(Dataset rows for apps and sites)
◆ ◆ ◆ ◆ ◆
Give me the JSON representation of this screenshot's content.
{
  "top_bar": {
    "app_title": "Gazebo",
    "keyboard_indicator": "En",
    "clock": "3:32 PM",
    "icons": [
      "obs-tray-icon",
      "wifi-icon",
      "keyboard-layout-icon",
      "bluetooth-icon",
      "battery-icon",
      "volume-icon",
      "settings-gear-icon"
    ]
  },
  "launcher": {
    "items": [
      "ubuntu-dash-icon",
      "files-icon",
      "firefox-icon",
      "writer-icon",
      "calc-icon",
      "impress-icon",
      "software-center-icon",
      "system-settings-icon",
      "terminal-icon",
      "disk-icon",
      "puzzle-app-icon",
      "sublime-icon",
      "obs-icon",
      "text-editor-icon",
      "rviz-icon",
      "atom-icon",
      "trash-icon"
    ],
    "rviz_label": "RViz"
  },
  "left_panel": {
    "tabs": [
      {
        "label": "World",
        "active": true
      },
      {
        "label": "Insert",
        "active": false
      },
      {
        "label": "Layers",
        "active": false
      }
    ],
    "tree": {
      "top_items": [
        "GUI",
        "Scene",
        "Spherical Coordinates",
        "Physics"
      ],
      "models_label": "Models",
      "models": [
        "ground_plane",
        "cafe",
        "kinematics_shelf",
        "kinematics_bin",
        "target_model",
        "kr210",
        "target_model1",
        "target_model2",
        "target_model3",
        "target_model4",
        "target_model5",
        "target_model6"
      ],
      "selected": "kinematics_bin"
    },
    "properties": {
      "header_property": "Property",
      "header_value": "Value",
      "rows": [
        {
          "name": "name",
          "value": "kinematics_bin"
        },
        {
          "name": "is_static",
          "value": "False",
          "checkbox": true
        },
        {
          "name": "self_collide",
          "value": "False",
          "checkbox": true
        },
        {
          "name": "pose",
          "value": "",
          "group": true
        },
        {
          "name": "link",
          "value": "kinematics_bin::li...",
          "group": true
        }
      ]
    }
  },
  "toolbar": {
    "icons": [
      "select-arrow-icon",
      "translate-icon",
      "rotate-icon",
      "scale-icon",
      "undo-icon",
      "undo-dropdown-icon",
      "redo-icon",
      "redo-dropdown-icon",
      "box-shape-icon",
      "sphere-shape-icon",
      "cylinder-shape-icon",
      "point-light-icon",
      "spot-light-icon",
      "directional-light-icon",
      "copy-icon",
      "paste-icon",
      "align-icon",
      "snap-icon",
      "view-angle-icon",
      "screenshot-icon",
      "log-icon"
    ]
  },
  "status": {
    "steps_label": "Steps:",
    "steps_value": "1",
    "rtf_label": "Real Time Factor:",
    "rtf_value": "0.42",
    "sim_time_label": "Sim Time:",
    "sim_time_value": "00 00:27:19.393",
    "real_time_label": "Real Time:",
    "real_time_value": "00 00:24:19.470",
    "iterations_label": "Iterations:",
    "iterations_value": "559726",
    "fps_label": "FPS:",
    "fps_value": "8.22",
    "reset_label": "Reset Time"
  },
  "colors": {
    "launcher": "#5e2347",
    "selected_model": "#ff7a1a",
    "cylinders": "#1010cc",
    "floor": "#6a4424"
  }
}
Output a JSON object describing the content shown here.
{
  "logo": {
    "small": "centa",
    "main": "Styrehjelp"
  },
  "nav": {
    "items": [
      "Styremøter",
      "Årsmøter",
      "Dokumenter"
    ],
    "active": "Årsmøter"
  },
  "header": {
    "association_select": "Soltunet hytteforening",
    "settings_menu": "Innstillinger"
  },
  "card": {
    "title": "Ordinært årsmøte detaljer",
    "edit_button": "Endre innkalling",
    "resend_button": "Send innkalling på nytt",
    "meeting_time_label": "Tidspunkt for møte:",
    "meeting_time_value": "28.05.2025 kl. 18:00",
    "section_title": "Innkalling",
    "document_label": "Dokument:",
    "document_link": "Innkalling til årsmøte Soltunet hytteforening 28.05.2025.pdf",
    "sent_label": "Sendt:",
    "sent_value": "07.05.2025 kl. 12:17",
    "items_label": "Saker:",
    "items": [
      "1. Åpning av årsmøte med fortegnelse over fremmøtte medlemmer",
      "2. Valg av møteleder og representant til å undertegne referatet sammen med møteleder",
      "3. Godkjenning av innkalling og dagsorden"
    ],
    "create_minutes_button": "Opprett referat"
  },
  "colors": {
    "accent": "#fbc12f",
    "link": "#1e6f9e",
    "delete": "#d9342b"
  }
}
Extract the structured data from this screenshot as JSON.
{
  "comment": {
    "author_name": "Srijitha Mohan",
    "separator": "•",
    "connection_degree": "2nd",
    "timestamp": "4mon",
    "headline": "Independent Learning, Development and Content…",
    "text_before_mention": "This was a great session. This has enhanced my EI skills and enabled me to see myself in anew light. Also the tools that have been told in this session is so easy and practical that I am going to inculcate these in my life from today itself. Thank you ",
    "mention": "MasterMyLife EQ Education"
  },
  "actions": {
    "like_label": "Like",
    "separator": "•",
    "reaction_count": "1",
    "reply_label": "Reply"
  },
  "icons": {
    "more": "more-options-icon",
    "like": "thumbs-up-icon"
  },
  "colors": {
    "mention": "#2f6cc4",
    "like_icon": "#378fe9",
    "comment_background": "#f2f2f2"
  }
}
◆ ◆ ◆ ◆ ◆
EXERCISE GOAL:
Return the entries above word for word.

THE COMPLETED TASK:
Give me the JSON representation of this screenshot's content.
{
  "top_bar": {
    "app_title": "Gazebo",
    "keyboard_indicator": "En",
    "clock": "3:32 PM",
    "icons": [
      "obs-tray-icon",
      "wifi-icon",
      "keyboard-layout-icon",
      "bluetooth-icon",
      "battery-icon",
      "volume-icon",
      "settings-gear-icon"
    ]
  },
  "launcher": {
    "items": [
      "ubuntu-dash-icon",
      "files-icon",
      "firefox-icon",
      "writer-icon",
      "calc-icon",
      "impress-icon",
      "software-center-icon",
      "system-settings-icon",
      "terminal-icon",
      "disk-icon",
      "puzzle-app-icon",
      "sublime-icon",
      "obs-icon",
      "text-editor-icon",
      "rviz-icon",
      "atom-icon",
      "trash-icon"
    ],
    "rviz_label": "RViz"
  },
  "left_panel": {
    "tabs": [
      {
        "label": "World",
        "active": true
      },
      {
        "label": "Insert",
        "active": false
      },
      {
        "label": "Layers",
        "active": false
      }
    ],
    "tree": {
      "top_items": [
        "GUI",
        "Scene",
        "Spherical Coordinates",
        "Physics"
      ],
      "models_label": "Models",
      "models": [
        "ground_plane",
        "cafe",
        "kinematics_shelf",
        "kinematics_bin",
        "target_model",
        "kr210",
        "target_model1",
        "target_model2",
        "target_model3",
        "target_model4",
        "target_model5",
        "target_model6"
      ],
      "selected": "kinematics_bin"
    },
    "properties": {
      "header_property": "Property",
      "header_value": "Value",
      "rows": [
        {
          "name": "name",
          "value": "kinematics_bin"
        },
        {
          "name": "is_static",
          "value": "False",
          "checkbox": true
        },
        {
          "name": "self_collide",
          "value": "False",
          "checkbox": true
        },
        {
          "name": "pose",
          "value": "",
          "group": true
        },
        {
          "name": "link",
          "value": "kinematics_bin::li...",
          "group": true
        }
      ]
    }
  },
  "toolbar": {
    "icons": [
      "select-arrow-icon",
      "translate-icon",
      "rotate-icon",
      "scale-icon",
      "undo-icon",
      "undo-dropdown-icon",
      "redo-icon",
      "redo-dropdown-icon",
      "box-shape-icon",
      "sphere-shape-icon",
      "cylinder-shape-icon",
      "point-light-icon",
      "spot-light-icon",
      "directional-light-icon",
      "copy-icon",
      "paste-icon",
      "align-icon",
      "snap-icon",
      "view-angle-icon",
      "screenshot-icon",
      "log-icon"
    ]
  },
  "status": {
    "steps_label": "Steps:",
    "steps_value": "1",
    "rtf_label": "Real Time Factor:",
    "rtf_value": "0.42",
    "sim_time_label": "Sim Time:",
    "sim_time_value": "00 00:27:19.393",
    "real_time_label": "Real Time:",
    "real_time_value": "00 00:24:19.470",
    "iterations_label": "Iterations:",
    "iterations_value": "559726",
    "fps_label": "FPS:",
    "fps_value": "8.22",
    "reset_label": "Reset Time"
  },
  "colors": {
    "launcher": "#5e2347",
    "selected_model": "#ff7a1a",
    "cylinders": "#1010cc",
    "floor": "#6a4424"
  }
}
Output a JSON object describing the content shown here.
{
  "logo": {
    "small": "centa",
    "main": "Styrehjelp"
  },
  "nav": {
    "items": [
      "Styremøter",
      "Årsmøter",
      "Dokumenter"
    ],
    "active": "Årsmøter"
  },
  "header": {
    "association_select": "Soltunet hytteforening",
    "settings_menu": "Innstillinger"
  },
  "card": {
    "title": "Ordinært årsmøte detaljer",
    "edit_button": "Endre innkalling",
    "resend_button": "Send innkalling på nytt",
    "meeting_time_label": "Tidspunkt for møte:",
    "meeting_time_value": "28.05.2025 kl. 18:00",
    "section_title": "Innkalling",
    "document_label": "Dokument:",
    "document_link": "Innkalling til årsmøte Soltunet hytteforening 28.05.2025.pdf",
    "sent_label": "Sendt:",
    "sent_value": "07.05.2025 kl. 12:17",
    "items_label": "Saker:",
    "items": [
      "1. Åpning av årsmøte med fortegnelse over fremmøtte medlemmer",
      "2. Valg av møteleder og representant til å undertegne referatet sammen med møteleder",
      "3. Godkjenning av innkalling og dagsorden"
    ],
    "create_minutes_button": "Opprett referat"
  },
  "colors": {
    "accent": "#fbc12f",
    "link": "#1e6f9e",
    "delete": "#d9342b"
  }
}
Extract the structured data from this screenshot as JSON.
{
  "comment": {
    "author_name": "Srijitha Mohan",
    "separator": "•",
    "connection_degree": "2nd",
    "timestamp": "4mon",
    "headline": "Independent Learning, Development and Content…",
    "text_before_mention": "This was a great session. This has enhanced my EI skills and enabled me to see myself in anew light. Also the tools that have been told in this session is so easy and practical that I am going to inculcate these in my life from today itself. Thank you ",
    "mention": "MasterMyLife EQ Education"
  },
  "actions": {
    "like_label": "Like",
    "separator": "•",
    "reaction_count": "1",
    "reply_label": "Reply"
  },
  "icons": {
    "more": "more-options-icon",
    "like": "thumbs-up-icon"
  },
  "colors": {
    "mention": "#2f6cc4",
    "like_icon": "#378fe9",
    "comment_background": "#f2f2f2"
  }
}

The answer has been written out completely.